Kenneth Mallorie Priestman (B. 1904-08) of Ilkley, Second-Lieutenant in the Royal Engineers, was killed in action on the Somme, near Ancre, in France on 31st August 1916 whilst on reconnaissance work. He was 25 years old. He had been home on short leave less than a fortnight before his death.
Before receiving his commission in the Royal Engineers, in the summer of 1915, he served for some months as a voluntary motor driver in the Friends’ Ambulance Unit at the front in Flanders.
The following are extracts from letters, received from fellow officers:
“August 31st, 1916. I have to tell you very sad news. This morning your son was killed instantaneously in action whilst on reconnaissance work with his Major. A large fragment of shell must have hit and broken his spine, and he died immediately. Major ____ was very badly hit at the time, also another Officer of the Pioneers. We are only three left to carry on . . . . Your son was a particular friend of mine, and has always shewed a good grasp of the situation in very awkward corners . . . . We have lost a well beloved comrade and one of the best Officers we ever had.”
“September 2nd, 1916. Your son was killed in the advanced front line, and we had great difficulty in bringing his body in. He had to be carried over a shell swept zone, over the top, in full view of the enemy. He was buried in the cemetery just near where we are now. All the Officers of our Company attended – now reduced to three. Our parson conducted the service and men from his section acted as bearers. I am having a cross made and a frame to mark out his grave.”
The June 1917 issue of “Bootham” magazine quotes a letter from another Bootham Old Scholar. Captain J. C. Procter writes:—

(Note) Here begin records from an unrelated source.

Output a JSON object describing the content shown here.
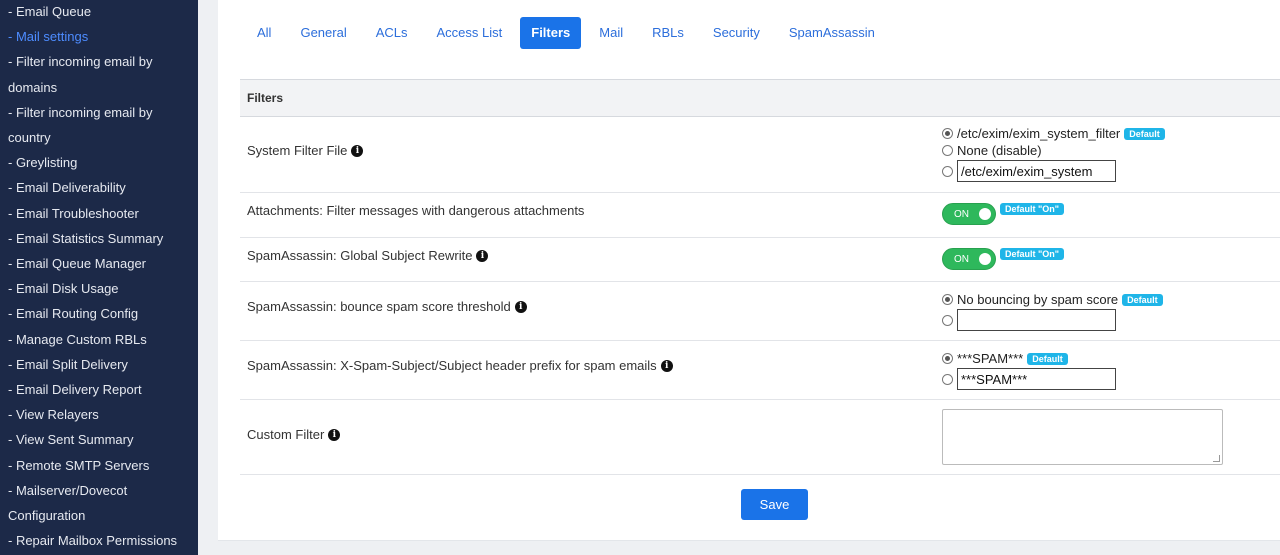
{
  "sidebar": {
    "items": [
      {
        "label": "- Email Queue",
        "cont": ""
      },
      {
        "label": "- Mail settings",
        "cont": "",
        "active": true
      },
      {
        "label": "- Filter incoming email by",
        "cont": "domains"
      },
      {
        "label": "- Filter incoming email by",
        "cont": "country"
      },
      {
        "label": "- Greylisting",
        "cont": ""
      },
      {
        "label": "- Email Deliverability",
        "cont": ""
      },
      {
        "label": "- Email Troubleshooter",
        "cont": ""
      },
      {
        "label": "- Email Statistics Summary",
        "cont": ""
      },
      {
        "label": "- Email Queue Manager",
        "cont": ""
      },
      {
        "label": "- Email Disk Usage",
        "cont": ""
      },
      {
        "label": "- Email Routing Config",
        "cont": ""
      },
      {
        "label": "- Manage Custom RBLs",
        "cont": ""
      },
      {
        "label": "- Email Split Delivery",
        "cont": ""
      },
      {
        "label": "- Email Delivery Report",
        "cont": ""
      },
      {
        "label": "- View Relayers",
        "cont": ""
      },
      {
        "label": "- View Sent Summary",
        "cont": ""
      },
      {
        "label": "- Remote SMTP Servers",
        "cont": ""
      },
      {
        "label": "- Mailserver/Dovecot",
        "cont": "Configuration"
      },
      {
        "label": "- Repair Mailbox Permissions",
        "cont": ""
      }
    ]
  },
  "tabs": [
    {
      "label": "All"
    },
    {
      "label": "General"
    },
    {
      "label": "ACLs"
    },
    {
      "label": "Access List"
    },
    {
      "label": "Filters",
      "active": true
    },
    {
      "label": "Mail"
    },
    {
      "label": "RBLs"
    },
    {
      "label": "Security"
    },
    {
      "label": "SpamAssassin"
    }
  ],
  "section_title": "Filters",
  "info_glyph": "i",
  "rows": {
    "system_filter": {
      "label": "System Filter File",
      "opt1": "/etc/exim/exim_system_filter",
      "opt1_badge": "Default",
      "opt2": "None (disable)",
      "opt3_value": "/etc/exim/exim_system"
    },
    "attachments": {
      "label": "Attachments: Filter messages with dangerous attachments",
      "toggle": "ON",
      "badge": "Default \"On\""
    },
    "subject_rewrite": {
      "label": "SpamAssassin: Global Subject Rewrite",
      "toggle": "ON",
      "badge": "Default \"On\""
    },
    "bounce_threshold": {
      "label": "SpamAssassin: bounce spam score threshold",
      "opt1": "No bouncing by spam score",
      "opt1_badge": "Default",
      "opt2_value": ""
    },
    "spam_prefix": {
      "label": "SpamAssassin: X-Spam-Subject/Subject header prefix for spam emails",
      "opt1": "***SPAM***",
      "opt1_badge": "Default",
      "opt2_value": "***SPAM***"
    },
    "custom_filter": {
      "label": "Custom Filter",
      "value": ""
    }
  },
  "save_label": "Save"
}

“Lieutenant Priestman’s grave is well kept and has a large white cross of wood painted with his name in black letters. It is the largest cross of its sort in the cemetery, which is perhaps why I saw it. . . . The cemetery is in a little valley, ” Blighty Valley,” and will be very pretty one day. . . . It has steep wooded sides and at present is full of batteries and a little tramway runs up past the graveyard.”